Yorgos Lanthimos, deerhunter
'There are various ways of delivering some kind of truth, so I try to find the style or the way that I find more effective,' says the director of The Killing of a Sacred Deer
Director Yorgos Lanthimos first came to international attention in 2009 with Dogtooth, a surreal drama co-written in Greek with Efthymis Filippou. In 2015, the pair ventured into English with the sex satire The Lobster. For his second English-language film, The Killing of a Sacred Deer, Lanthimos places a mythic story in a modern setting as he follows the strange relationship between a prosperous American cardiologist, played by Colin Farrell, and a manipulative teenage boy, played by Barry Keoghan. The Globe and Mail spoke with Lanthimos at the Toronto International Film Festival in September.

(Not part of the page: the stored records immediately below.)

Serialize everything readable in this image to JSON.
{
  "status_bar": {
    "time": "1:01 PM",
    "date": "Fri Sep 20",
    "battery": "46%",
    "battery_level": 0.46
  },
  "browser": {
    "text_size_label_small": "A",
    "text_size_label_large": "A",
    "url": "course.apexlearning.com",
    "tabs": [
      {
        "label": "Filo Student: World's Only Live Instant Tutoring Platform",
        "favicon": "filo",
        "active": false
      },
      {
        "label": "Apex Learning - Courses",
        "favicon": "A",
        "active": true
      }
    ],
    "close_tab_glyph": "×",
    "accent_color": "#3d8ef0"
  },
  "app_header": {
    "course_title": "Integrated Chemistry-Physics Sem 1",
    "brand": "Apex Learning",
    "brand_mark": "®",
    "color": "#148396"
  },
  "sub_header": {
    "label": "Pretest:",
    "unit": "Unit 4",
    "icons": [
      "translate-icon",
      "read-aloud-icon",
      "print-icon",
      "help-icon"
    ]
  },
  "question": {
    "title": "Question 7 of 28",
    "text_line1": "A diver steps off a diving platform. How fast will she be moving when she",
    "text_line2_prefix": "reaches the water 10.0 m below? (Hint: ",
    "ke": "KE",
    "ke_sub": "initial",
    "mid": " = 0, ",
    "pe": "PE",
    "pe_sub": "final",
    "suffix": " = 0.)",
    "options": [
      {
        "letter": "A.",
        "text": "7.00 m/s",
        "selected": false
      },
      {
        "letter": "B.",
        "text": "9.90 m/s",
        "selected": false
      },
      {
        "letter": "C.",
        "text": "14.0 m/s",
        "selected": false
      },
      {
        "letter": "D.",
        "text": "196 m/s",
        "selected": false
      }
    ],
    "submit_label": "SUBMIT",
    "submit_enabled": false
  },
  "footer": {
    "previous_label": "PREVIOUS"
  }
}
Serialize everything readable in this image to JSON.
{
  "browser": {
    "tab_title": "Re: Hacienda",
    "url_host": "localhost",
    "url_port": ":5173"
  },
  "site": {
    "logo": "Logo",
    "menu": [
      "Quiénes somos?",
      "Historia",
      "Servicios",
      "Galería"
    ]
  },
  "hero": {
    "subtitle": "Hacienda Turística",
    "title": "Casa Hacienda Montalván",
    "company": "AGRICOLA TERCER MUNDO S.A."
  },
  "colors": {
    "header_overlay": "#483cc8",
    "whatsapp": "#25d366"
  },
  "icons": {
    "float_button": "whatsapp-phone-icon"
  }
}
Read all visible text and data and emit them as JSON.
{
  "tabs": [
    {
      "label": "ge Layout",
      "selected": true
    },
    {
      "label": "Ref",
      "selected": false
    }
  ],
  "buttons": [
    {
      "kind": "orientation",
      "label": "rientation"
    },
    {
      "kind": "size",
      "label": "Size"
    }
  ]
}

The Killing of a Sacred Deer draws on a story of revenge and sacrifice that refers back to Greek myth, Agamemnon's sacrifice of his daughter Iphigenia to appease the goddess Artemis, or recalls the Biblical story of Abraham and Isaac. How did that element come into the script?
The relevant Greek tragedy is Iphigenia in Aulis [by Euripides]. It was something we discovered early on, that the story had similarities with a script we had already started writing. It started with a situation of a young boy accusing a doctor for the death of his father and seeking justice or revenge. We were interested in that situation: the eye for an eye is very familiar. We thought it was important to acknowledge that this kind of story, this kind of theme, was explored even in ancient years; it is something that remains unchanged almost, the way we feel about these things. We never tried to adapt the tragedy but we thought it was interesting to acknowledge it: we created a playful dialogue.
You and Efthymis Filippou are both Greek speakers, now writing your scripts in English. Do you start in Greek or in English?
We write in Greek and then we translate into English. We are fortunate we have found a couple of people who are bilingual, who are half Greek, half English; they help us translate. One of them also did the subtitles in our first films, so he gets our tone, which is important. After we do the first translation, then we mostly work on it in English.
And that tone is unusual. The dialogue occasionally reminds me of Harold Pinter, this flat, pedestrian language seeming to hide violence behind it. Do you feel there is a particular advantage – does it add to your style? – this way of not working in your original language?
It does. It is very important for me. When we first started with Dogtooth, the first film we wrote together, for me it was important to find someone with whom I shared a similar sensibility, [so] I would find a singular voice and be able to transform the stories we wanted to tell in a particular manner that was interesting to me. In film, I like transformation. That goes for the language, for the image, for the performance. I am not interested in representing reality. Actually, I am interested in representing reality but that doesn't mean a naturalistic approach, which I think is kind of impossible. Even in documentary; documentaries are so staged and the people in them, it is a kind of performance. There are various ways of delivering some kind of truth, so I try to find the style or the way that I find more effective.
A lot depends then on the style of the performances. How do you direct your actors?
I think it's connected with the style of the writing because I don't really ever ask them to do anything, I don't ask them to speak or act in a certain way. It comes down to them understanding the tone of the writing and delivering it in a way that sounds the most natural to them to be saying those words. All I do is encourage them to just say the words, to be there, to do it, and they themselves understand if it's the right way or the wrong way. I try not to go into conversations about how they should play the part, or do the scene, or how they should speak. It comes naturally and I just try to refine things, or change the physicality of a scene. I work very physically with them.
If I were just to describe the plot of the film, it might sound like a horror film. How would you compare it to the horror genre?
I think it flirts with the genre; I don't think it's a horror film, per se. We are using elements from the genre but we are doing it in a distinctive way. It sprung from structuring this story and discovering the elements we needed. Weirdly enough, the process was very logical. When we started creating this relationship between this young man and this doctor, the conflict they have, how could that be resolved, how a teenager could apply pressure to someone who is a grown, successful man. You all of a sudden have a solution, the inexplicable, the supernatural, a power you cannot understand and control. That was not the original idea, but it's a logical answer to, how do you make this young boy control this man's life?
The Killing of a Sacred Deer opens Nov. 3
This interview has been edited and condensed.